No new or modified RFCs are supported by this feature, and support for existing RFCs has not been modified by this feature.


Technical Assistance

Description
Link

Technical Assistance Center (TAC) home page, containing 30,000 pages of searchable technical content, including links to products, technologies, solutions, technical tips, and tools. Registered Cisco.com users can log in from this page to access even more content.

http://www.cisco.com/public/support/tac/home.shtml


Feature Information for the IP SLAs DNS Operation

Table 1 lists the features in this module and provides links to specific configuration information. Only features that were introduced or modified in Cisco IOS Release 12.3(14)T or a later release appear in the table. Not all features may be supported in your Cisco IOS software release.

For information on a feature in this technology that is not documented here, see the "Cisco IOS IP SLAs Features Roadmap."

Not all commands may be available in your Cisco IOS software release. For release information about a specific command, see the command reference documentation.

Cisco IOS software images are specific to a Cisco IOS software release, a feature set, and a platform. Use Cisco Feature Navigator to find information about platform support and Cisco IOS software image support. Access Cisco Feature Navigator at http://www.cisco.com/go/fn. You must have an account on Cisco.com. If you do not have an account or have forgotten your username or password, click Cancel at the login dialog box and follow the instructions that appear.


Note Table 1 lists only the Cisco IOS software release that introduced support for a given feature in a given Cisco IOS software release train. Unless noted otherwise, subsequent releases of that Cisco IOS software release train also support that feature.


Table 1 Feature Information for the IP SLAs DNS Operation 

Feature Name
Releases
Feature Information

IP SLAs DNS Operation

12.3(14)T

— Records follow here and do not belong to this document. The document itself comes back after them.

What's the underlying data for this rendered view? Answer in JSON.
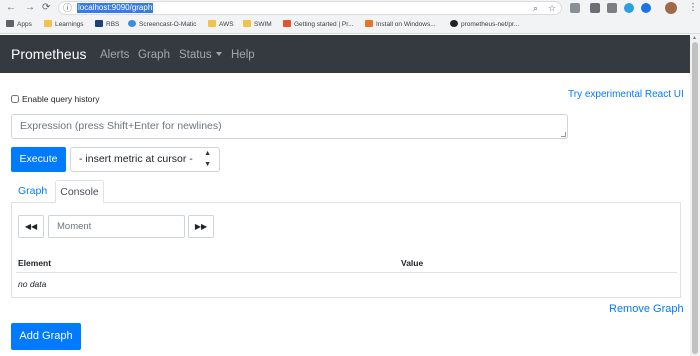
{
  "browser": {
    "url": "localhost:9090/graph",
    "bookmarks": [
      "Apps",
      "Learnings",
      "RBS",
      "Screencast-O-Matic",
      "AWS",
      "SWIM",
      "Getting started | Pr...",
      "Install on Windows...",
      "prometheus-net/pr..."
    ]
  },
  "navbar": {
    "brand": "Prometheus",
    "links": [
      "Alerts",
      "Graph",
      "Status",
      "Help"
    ]
  },
  "page": {
    "history_label": "Enable query history",
    "react_link": "Try experimental React UI",
    "expression_placeholder": "Expression (press Shift+Enter for newlines)",
    "execute_label": "Execute",
    "metric_select": "- insert metric at cursor -",
    "tabs": [
      "Graph",
      "Console"
    ],
    "console": {
      "prev_label": "◀◀",
      "moment_placeholder": "Moment",
      "next_label": "▶▶",
      "columns": [
        "Element",
        "Value"
      ],
      "empty_text": "no data"
    },
    "remove_graph": "Remove Graph",
    "add_graph": "Add Graph"
  },
  "colors": {
    "primary": "#007bff",
    "navbar_bg": "#343a40"
  }
}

The Cisco IOS IP SLAs Domain Name System (DNS) operation allows you to measure the difference between the time taken to send a DNS request and receive a reply.